(Saved data entries)
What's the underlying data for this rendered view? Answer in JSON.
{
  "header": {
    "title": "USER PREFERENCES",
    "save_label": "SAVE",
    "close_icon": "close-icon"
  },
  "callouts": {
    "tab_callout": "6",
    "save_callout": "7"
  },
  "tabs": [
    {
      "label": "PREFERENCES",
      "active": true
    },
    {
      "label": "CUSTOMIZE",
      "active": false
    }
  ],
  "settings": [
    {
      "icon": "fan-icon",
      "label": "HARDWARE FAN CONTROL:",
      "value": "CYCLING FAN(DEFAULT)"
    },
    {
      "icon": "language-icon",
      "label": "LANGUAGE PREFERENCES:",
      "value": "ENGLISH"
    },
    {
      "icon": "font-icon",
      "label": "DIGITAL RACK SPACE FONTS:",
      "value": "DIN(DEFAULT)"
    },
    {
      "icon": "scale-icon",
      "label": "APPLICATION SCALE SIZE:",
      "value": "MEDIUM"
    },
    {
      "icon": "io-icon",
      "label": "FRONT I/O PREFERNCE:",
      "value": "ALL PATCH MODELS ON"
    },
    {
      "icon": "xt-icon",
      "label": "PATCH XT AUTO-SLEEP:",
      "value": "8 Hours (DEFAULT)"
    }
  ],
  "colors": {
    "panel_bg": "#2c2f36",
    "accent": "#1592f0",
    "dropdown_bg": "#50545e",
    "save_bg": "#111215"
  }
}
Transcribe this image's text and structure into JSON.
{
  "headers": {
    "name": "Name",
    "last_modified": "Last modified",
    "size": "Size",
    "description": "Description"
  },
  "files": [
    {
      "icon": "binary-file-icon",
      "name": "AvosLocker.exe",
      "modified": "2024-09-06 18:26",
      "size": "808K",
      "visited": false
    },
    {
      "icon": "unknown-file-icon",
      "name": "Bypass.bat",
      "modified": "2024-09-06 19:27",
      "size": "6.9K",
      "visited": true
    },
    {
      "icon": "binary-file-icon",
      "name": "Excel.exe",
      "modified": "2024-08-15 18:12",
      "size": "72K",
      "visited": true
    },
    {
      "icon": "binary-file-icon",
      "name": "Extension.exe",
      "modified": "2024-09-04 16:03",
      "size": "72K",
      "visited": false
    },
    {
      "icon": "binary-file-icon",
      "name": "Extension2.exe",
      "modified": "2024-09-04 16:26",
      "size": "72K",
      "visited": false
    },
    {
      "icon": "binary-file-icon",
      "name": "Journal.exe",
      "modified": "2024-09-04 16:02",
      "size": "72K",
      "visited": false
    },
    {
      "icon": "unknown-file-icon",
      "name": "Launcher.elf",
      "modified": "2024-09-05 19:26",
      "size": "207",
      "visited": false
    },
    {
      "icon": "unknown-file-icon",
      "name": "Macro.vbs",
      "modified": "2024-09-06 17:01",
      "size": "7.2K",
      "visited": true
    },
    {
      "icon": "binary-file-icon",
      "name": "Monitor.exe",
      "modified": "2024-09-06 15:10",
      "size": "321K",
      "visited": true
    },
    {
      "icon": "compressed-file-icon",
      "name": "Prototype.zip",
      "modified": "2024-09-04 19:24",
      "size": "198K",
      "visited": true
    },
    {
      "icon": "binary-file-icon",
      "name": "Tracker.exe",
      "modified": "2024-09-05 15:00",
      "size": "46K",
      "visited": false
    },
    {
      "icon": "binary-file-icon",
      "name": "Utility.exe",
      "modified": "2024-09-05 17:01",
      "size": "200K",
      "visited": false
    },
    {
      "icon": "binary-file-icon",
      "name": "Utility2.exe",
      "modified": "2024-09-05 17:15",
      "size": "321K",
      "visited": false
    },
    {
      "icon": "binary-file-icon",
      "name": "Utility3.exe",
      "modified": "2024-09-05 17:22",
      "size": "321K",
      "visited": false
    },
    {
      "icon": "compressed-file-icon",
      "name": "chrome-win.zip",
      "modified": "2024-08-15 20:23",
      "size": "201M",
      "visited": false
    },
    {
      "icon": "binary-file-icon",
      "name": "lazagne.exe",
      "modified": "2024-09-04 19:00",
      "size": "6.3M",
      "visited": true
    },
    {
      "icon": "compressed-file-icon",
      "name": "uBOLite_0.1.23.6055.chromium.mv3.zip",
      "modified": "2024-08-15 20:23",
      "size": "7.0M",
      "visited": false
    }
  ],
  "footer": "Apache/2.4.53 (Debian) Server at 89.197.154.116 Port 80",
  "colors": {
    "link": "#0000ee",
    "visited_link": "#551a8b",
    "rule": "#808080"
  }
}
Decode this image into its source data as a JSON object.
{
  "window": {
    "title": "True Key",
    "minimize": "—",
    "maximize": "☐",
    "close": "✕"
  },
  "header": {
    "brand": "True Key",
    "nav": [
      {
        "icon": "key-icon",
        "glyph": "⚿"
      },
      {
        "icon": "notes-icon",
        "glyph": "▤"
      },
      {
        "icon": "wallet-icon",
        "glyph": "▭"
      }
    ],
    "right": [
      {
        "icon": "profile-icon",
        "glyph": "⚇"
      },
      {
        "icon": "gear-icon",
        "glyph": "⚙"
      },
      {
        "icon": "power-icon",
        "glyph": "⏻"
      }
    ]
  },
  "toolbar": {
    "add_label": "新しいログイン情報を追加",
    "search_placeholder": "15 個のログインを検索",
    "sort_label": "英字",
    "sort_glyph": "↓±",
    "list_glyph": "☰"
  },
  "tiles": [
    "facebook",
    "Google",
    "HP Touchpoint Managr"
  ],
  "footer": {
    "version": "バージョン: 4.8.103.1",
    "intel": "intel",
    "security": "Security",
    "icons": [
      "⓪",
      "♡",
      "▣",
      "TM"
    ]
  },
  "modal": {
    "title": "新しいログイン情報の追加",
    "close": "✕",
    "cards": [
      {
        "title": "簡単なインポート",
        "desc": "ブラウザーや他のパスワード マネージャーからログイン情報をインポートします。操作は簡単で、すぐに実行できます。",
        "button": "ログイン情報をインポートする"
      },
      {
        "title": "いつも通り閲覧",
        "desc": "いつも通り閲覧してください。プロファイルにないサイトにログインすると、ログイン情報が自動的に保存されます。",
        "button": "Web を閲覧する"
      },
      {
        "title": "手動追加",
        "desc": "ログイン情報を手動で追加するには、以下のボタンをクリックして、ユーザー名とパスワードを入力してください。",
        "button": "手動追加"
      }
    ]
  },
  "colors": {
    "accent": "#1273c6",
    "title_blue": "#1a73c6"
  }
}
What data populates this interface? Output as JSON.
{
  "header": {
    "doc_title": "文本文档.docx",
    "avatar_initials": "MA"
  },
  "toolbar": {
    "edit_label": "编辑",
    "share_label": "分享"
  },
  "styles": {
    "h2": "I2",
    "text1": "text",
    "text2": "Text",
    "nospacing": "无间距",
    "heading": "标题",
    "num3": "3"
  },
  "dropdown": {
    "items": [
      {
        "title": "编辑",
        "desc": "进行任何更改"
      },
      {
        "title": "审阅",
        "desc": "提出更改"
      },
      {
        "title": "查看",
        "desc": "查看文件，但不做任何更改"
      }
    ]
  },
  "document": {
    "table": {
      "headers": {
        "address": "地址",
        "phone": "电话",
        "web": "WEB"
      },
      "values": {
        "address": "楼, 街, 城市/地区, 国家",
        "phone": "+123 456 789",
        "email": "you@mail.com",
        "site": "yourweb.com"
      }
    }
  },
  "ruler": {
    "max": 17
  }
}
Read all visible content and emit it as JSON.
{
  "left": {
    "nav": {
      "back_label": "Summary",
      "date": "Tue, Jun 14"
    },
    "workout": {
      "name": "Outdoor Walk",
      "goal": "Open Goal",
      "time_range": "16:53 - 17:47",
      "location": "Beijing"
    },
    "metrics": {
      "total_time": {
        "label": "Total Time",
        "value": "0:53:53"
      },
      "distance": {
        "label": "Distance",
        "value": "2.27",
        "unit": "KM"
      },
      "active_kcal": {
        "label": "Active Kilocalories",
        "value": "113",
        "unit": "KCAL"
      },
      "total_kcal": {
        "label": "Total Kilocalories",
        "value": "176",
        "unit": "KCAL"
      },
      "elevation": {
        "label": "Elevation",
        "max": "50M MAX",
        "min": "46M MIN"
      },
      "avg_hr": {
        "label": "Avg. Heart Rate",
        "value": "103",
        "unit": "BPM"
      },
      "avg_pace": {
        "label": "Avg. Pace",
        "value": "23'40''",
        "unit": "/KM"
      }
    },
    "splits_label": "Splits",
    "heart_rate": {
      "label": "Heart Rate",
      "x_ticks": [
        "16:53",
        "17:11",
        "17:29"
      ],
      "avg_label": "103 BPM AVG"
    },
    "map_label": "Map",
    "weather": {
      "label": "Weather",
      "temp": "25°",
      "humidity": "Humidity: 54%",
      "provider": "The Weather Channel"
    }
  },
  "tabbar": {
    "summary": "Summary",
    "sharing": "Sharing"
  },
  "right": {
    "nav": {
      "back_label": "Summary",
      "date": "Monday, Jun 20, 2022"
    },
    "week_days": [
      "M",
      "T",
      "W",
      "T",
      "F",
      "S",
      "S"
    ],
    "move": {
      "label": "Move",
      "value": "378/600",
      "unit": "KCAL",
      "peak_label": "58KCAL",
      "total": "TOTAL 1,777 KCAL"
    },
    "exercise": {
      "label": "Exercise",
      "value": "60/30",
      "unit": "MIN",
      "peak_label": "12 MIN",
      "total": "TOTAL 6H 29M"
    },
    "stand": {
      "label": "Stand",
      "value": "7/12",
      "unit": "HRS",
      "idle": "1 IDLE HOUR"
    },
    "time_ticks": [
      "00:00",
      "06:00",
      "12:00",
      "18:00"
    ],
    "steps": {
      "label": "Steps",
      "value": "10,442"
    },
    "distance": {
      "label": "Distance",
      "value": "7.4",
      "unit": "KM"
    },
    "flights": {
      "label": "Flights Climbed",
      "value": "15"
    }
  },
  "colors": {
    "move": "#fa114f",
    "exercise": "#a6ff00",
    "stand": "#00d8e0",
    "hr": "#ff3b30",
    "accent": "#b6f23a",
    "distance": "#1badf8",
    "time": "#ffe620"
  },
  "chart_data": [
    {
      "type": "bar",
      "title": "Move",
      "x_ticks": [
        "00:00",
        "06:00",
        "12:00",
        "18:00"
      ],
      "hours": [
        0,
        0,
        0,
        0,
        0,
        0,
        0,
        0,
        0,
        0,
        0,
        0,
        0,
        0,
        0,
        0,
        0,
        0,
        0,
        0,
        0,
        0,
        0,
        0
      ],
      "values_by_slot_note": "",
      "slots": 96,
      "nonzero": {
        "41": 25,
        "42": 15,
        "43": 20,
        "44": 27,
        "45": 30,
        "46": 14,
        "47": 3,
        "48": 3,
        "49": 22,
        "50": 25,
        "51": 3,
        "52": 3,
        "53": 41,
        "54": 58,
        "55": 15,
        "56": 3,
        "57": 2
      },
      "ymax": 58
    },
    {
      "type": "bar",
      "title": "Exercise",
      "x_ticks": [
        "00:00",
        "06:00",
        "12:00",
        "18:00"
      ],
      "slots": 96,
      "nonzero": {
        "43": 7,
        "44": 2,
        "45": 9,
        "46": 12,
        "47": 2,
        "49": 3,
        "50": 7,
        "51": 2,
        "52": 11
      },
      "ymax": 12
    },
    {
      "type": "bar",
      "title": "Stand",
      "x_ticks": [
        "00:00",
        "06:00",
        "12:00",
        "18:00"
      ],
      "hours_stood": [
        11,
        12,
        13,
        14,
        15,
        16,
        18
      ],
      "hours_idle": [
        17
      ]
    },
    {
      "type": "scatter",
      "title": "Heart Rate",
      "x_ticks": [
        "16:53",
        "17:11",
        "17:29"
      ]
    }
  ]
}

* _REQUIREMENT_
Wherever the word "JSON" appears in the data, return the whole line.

* _ANSWER BOX_
What's the underlying data for this rendered view? Answer in JSON.
Transcribe this image's text and structure into JSON.
Decode this image into its source data as a JSON object.
What data populates this interface? Output as JSON.
Read all visible content and emit it as JSON.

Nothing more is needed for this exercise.